→ Task item:
Copy out all lines of the records in which the word "JSON" appears.

********

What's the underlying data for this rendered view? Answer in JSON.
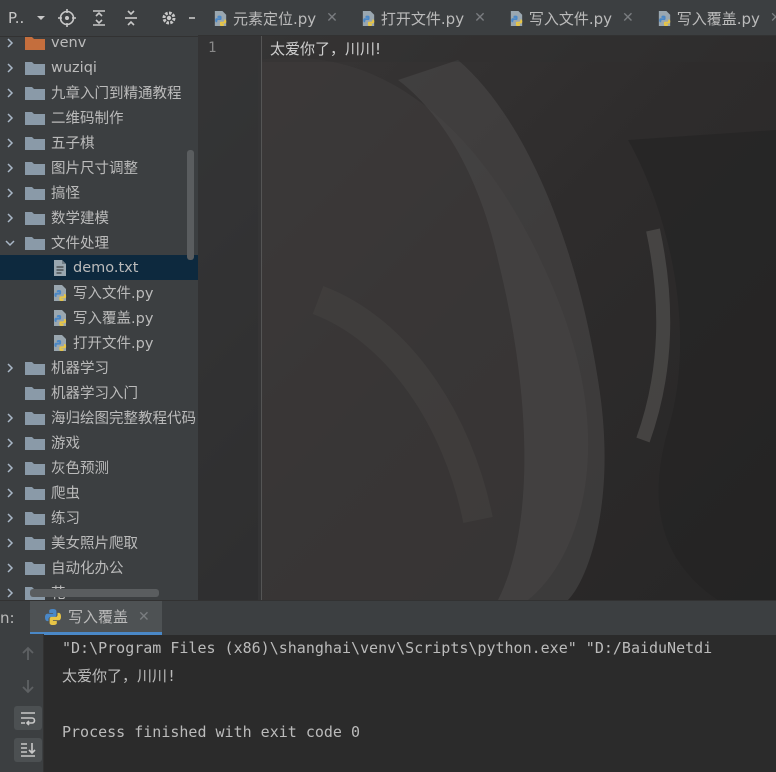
{
  "project": {
    "title": "P..",
    "tree": [
      {
        "label": "venv",
        "type": "folder",
        "color": "#c46e3d",
        "expanded": false
      },
      {
        "label": "wuziqi",
        "type": "folder",
        "expanded": false
      },
      {
        "label": "九章入门到精通教程",
        "type": "folder",
        "expanded": false
      },
      {
        "label": "二维码制作",
        "type": "folder",
        "expanded": false
      },
      {
        "label": "五子棋",
        "type": "folder",
        "expanded": false
      },
      {
        "label": "图片尺寸调整",
        "type": "folder",
        "expanded": false
      },
      {
        "label": "搞怪",
        "type": "folder",
        "expanded": false
      },
      {
        "label": "数学建模",
        "type": "folder",
        "expanded": false
      },
      {
        "label": "文件处理",
        "type": "folder",
        "expanded": true
      },
      {
        "label": "demo.txt",
        "type": "text-file",
        "selected": true
      },
      {
        "label": "写入文件.py",
        "type": "python-file"
      },
      {
        "label": "写入覆盖.py",
        "type": "python-file"
      },
      {
        "label": "打开文件.py",
        "type": "python-file"
      },
      {
        "label": "机器学习",
        "type": "folder",
        "expanded": false
      },
      {
        "label": "机器学习入门",
        "type": "folder",
        "noarrow": true
      },
      {
        "label": "海归绘图完整教程代码",
        "type": "folder",
        "expanded": false
      },
      {
        "label": "游戏",
        "type": "folder",
        "expanded": false
      },
      {
        "label": "灰色预测",
        "type": "folder",
        "expanded": false
      },
      {
        "label": "爬虫",
        "type": "folder",
        "expanded": false
      },
      {
        "label": "练习",
        "type": "folder",
        "expanded": false
      },
      {
        "label": "美女照片爬取",
        "type": "folder",
        "expanded": false
      },
      {
        "label": "自动化办公",
        "type": "folder",
        "expanded": false
      },
      {
        "label": "花",
        "type": "folder",
        "expanded": false
      }
    ]
  },
  "editor": {
    "tabs": [
      {
        "label": "元素定位.py",
        "active": false
      },
      {
        "label": "打开文件.py",
        "active": false
      },
      {
        "label": "写入文件.py",
        "active": false
      },
      {
        "label": "写入覆盖.py",
        "active": false
      }
    ],
    "line_number": "1",
    "code": "太爱你了，川川!"
  },
  "run": {
    "label": "n:",
    "tab_label": "写入覆盖",
    "console": [
      "\"D:\\Program Files (x86)\\shanghai\\venv\\Scripts\\python.exe\" \"D:/BaiduNetdi",
      "太爱你了，川川!",
      "",
      "Process finished with exit code 0"
    ]
  },
  "colors": {
    "accent": "#4a88c7",
    "folder": "#8a9aa8",
    "venv_folder": "#c46e3d",
    "selection": "#0d293e"
  }
}
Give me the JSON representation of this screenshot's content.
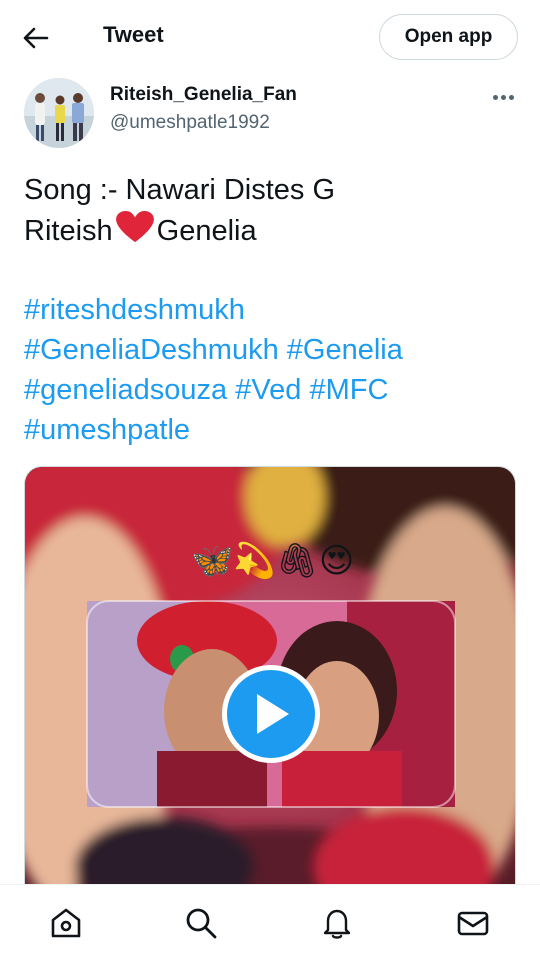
{
  "header": {
    "back_icon": "arrow-left-icon",
    "title": "Tweet",
    "open_app_label": "Open app"
  },
  "author": {
    "name": "Riteish_Genelia_Fan",
    "handle": "@umeshpatle1992",
    "more_icon": "more-horizontal-icon"
  },
  "tweet": {
    "line1": "Song :- Nawari Distes G",
    "line2_before": "Riteish",
    "line2_after": "Genelia",
    "heart_icon": "red-heart-emoji",
    "hashtag_lines": [
      [
        "#riteshdeshmukh"
      ],
      [
        "#GeneliaDeshmukh",
        "#Genelia"
      ],
      [
        "#geneliadsouza",
        "#Ved",
        "#MFC"
      ],
      [
        "#umeshpatle"
      ]
    ]
  },
  "media": {
    "emoji_row": "🦋💫🖇😍",
    "play_icon": "play-icon"
  },
  "bottom_nav": {
    "items": [
      "home-icon",
      "search-icon",
      "notifications-icon",
      "messages-icon"
    ]
  },
  "colors": {
    "accent": "#1d9bf0",
    "text": "#0f1419",
    "secondary_text": "#536471",
    "border": "#cfd9de"
  }
}
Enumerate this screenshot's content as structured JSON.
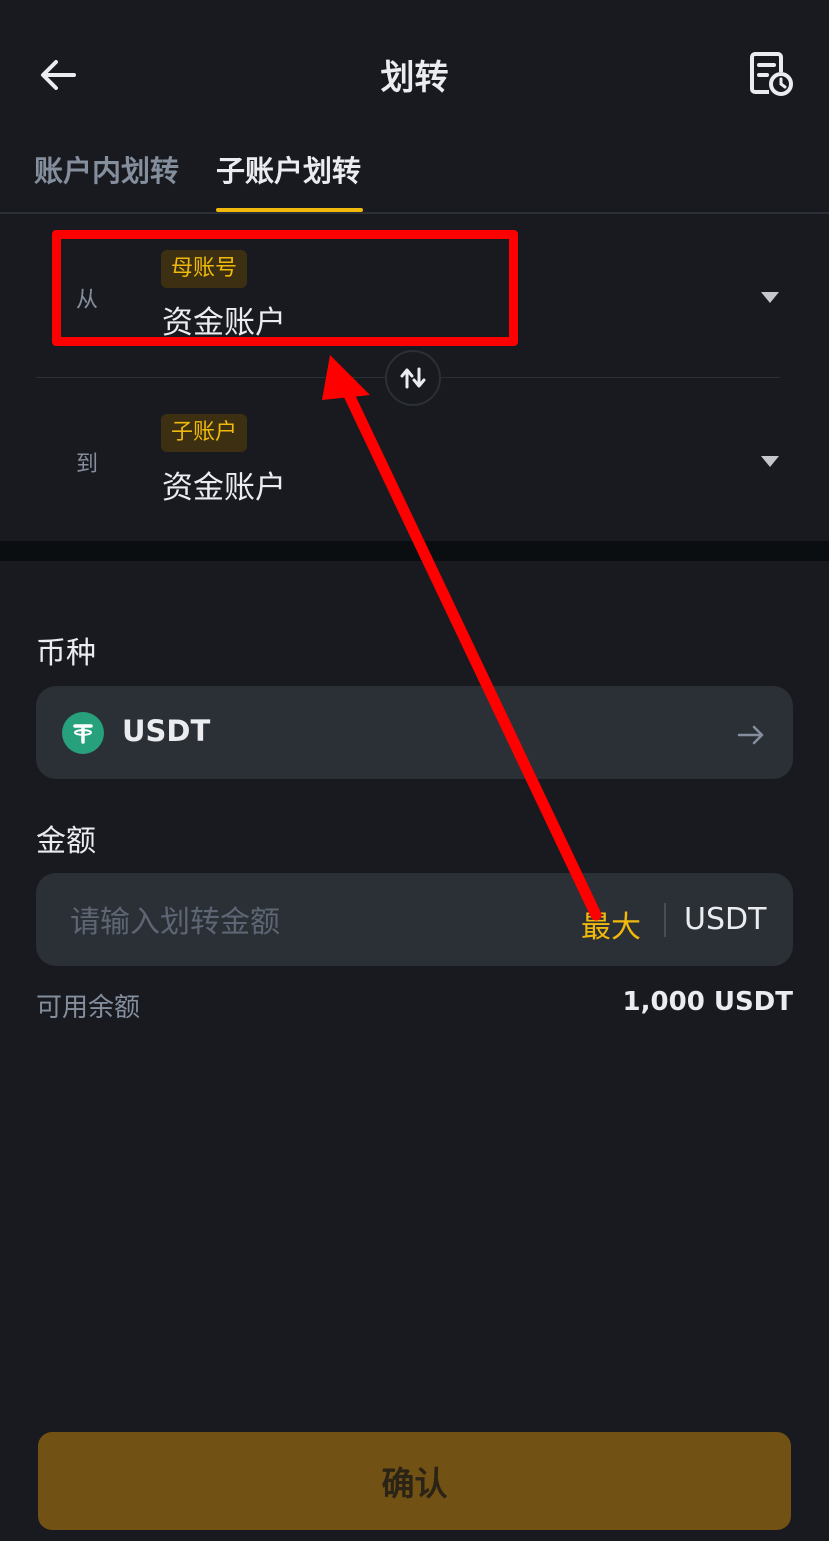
{
  "header": {
    "title": "划转"
  },
  "tabs": [
    {
      "label": "账户内划转"
    },
    {
      "label": "子账户划转"
    }
  ],
  "transfer": {
    "from": {
      "label": "从",
      "badge": "母账号",
      "account": "资金账户"
    },
    "to": {
      "label": "到",
      "badge": "子账户",
      "account": "资金账户"
    }
  },
  "coin": {
    "label": "币种",
    "name": "USDT",
    "icon": "tether-icon"
  },
  "amount": {
    "label": "金额",
    "placeholder": "请输入划转金额",
    "max_label": "最大",
    "unit": "USDT",
    "available_label": "可用余额",
    "available_value": "1,000 USDT"
  },
  "confirm_label": "确认",
  "colors": {
    "background": "#181a20",
    "accent": "#f0b90b",
    "field": "#2b2f36",
    "confirm_bg": "#725214",
    "annotation": "#ff0000",
    "coin": "#26a17b"
  }
}
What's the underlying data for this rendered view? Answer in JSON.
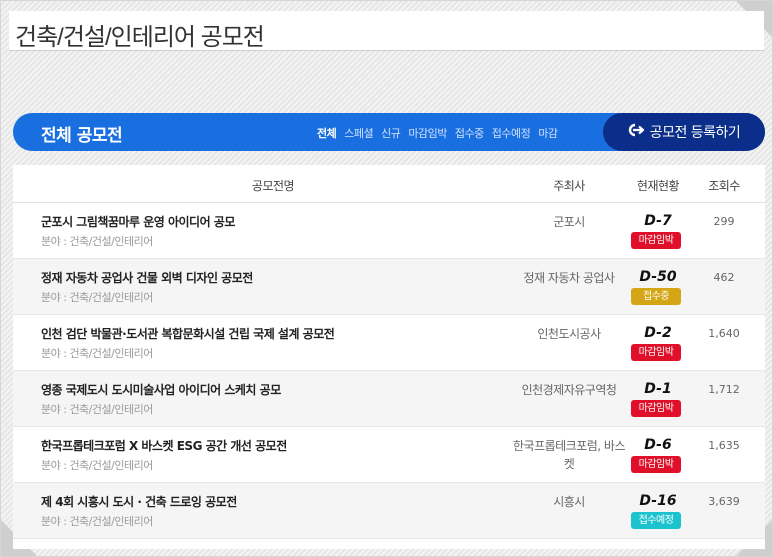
{
  "page": {
    "title": "건축/건설/인테리어 공모전"
  },
  "header": {
    "section_title": "전체 공모전",
    "filters": [
      "전체",
      "스페셜",
      "신규",
      "마감임박",
      "접수중",
      "접수예정",
      "마감"
    ],
    "active_filter": "전체",
    "register_label": "공모전 등록하기",
    "register_icon": "register-arrow-icon"
  },
  "table": {
    "columns": [
      "공모전명",
      "주최사",
      "현재현황",
      "조회수"
    ],
    "rows": [
      {
        "name": "군포시 그림책꿈마루 운영 아이디어 공모",
        "field": "분야 : 건축/건설/인테리어",
        "host": "군포시",
        "dday": "D-7",
        "status": "마감임박",
        "views": "299"
      },
      {
        "name": "정재 자동차 공업사 건물 외벽 디자인 공모전",
        "field": "분야 : 건축/건설/인테리어",
        "host": "정재 자동차 공업사",
        "dday": "D-50",
        "status": "접수중",
        "views": "462"
      },
      {
        "name": "인천 검단 박물관·도서관 복합문화시설 건립 국제 설계 공모전",
        "field": "분야 : 건축/건설/인테리어",
        "host": "인천도시공사",
        "dday": "D-2",
        "status": "마감임박",
        "views": "1,640"
      },
      {
        "name": "영종 국제도시 도시미술사업 아이디어 스케치 공모",
        "field": "분야 : 건축/건설/인테리어",
        "host": "인천경제자유구역청",
        "dday": "D-1",
        "status": "마감임박",
        "views": "1,712"
      },
      {
        "name": "한국프롭테크포럼 X 바스켓 ESG 공간 개선 공모전",
        "field": "분야 : 건축/건설/인테리어",
        "host": "한국프롭테크포럼, 바스켓",
        "dday": "D-6",
        "status": "마감임박",
        "views": "1,635"
      },
      {
        "name": "제 4회 시흥시 도시 · 건축 드로잉 공모전",
        "field": "분야 : 건축/건설/인테리어",
        "host": "시흥시",
        "dday": "D-16",
        "status": "접수예정",
        "views": "3,639"
      }
    ]
  },
  "colors": {
    "accent_blue": "#1a6fe0",
    "register_navy": "#0a2e8a",
    "status_closing": "#e0102a",
    "status_open": "#d4a514",
    "status_upcoming": "#1bc3cf"
  }
}
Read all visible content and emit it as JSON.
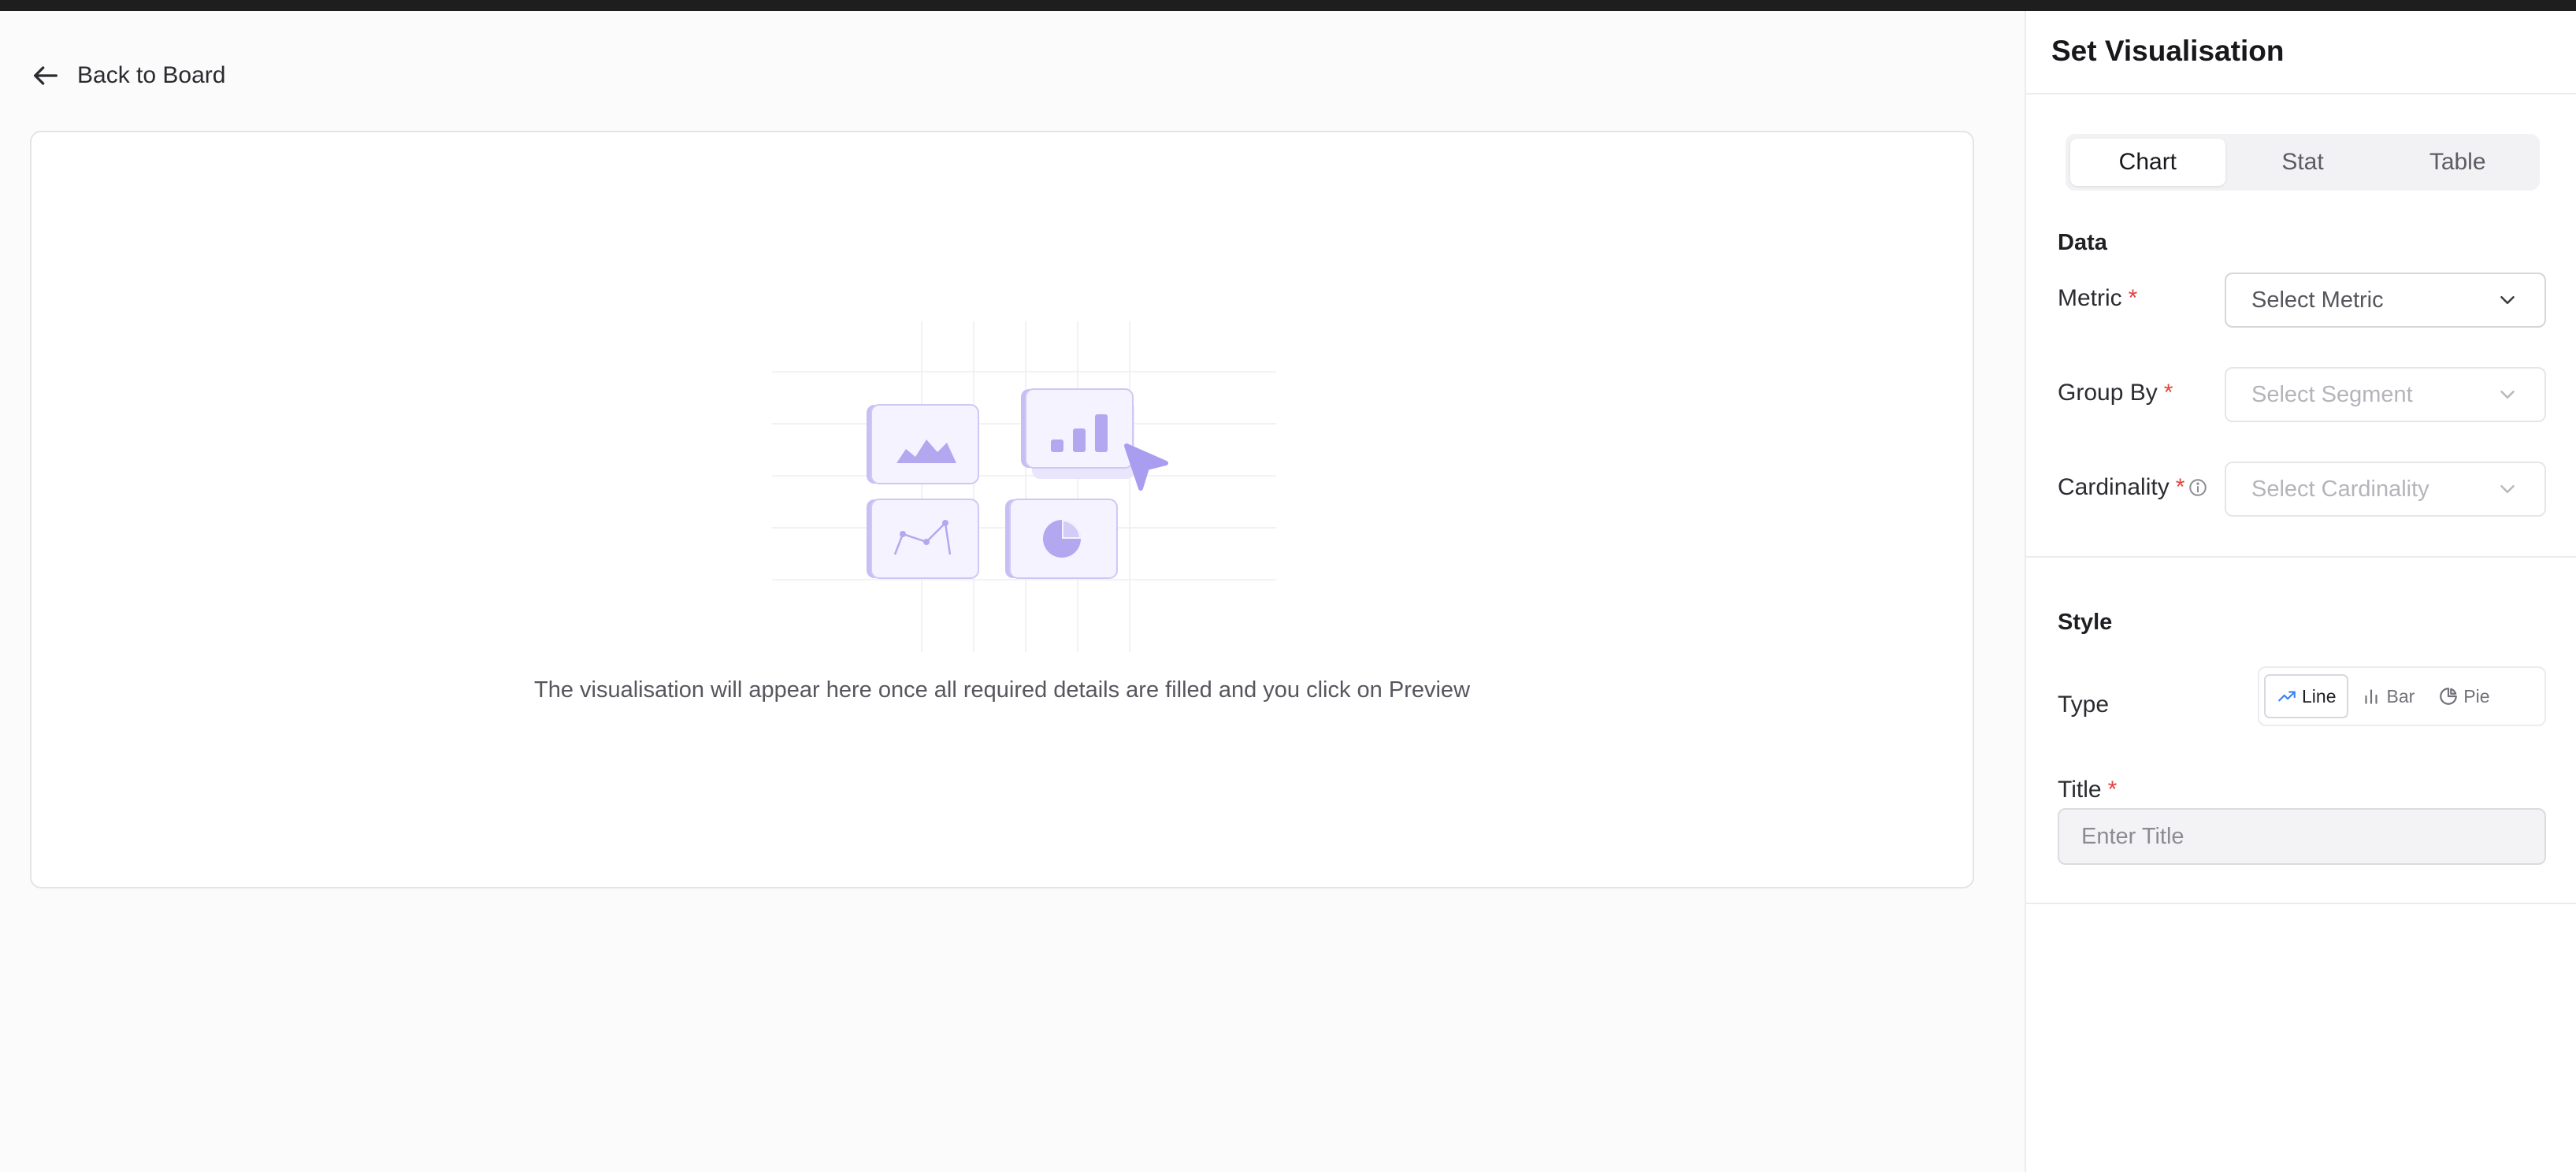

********

→ Response to the exercise:
What's the underlying data for this rendered view? Answer in JSON.
Give me the JSON representation of this screenshot's content.
Enumerate this screenshot's content as structured JSON.
What's the underlying data for this rendered view? Answer in JSON.
Read all visible content and emit it as JSON.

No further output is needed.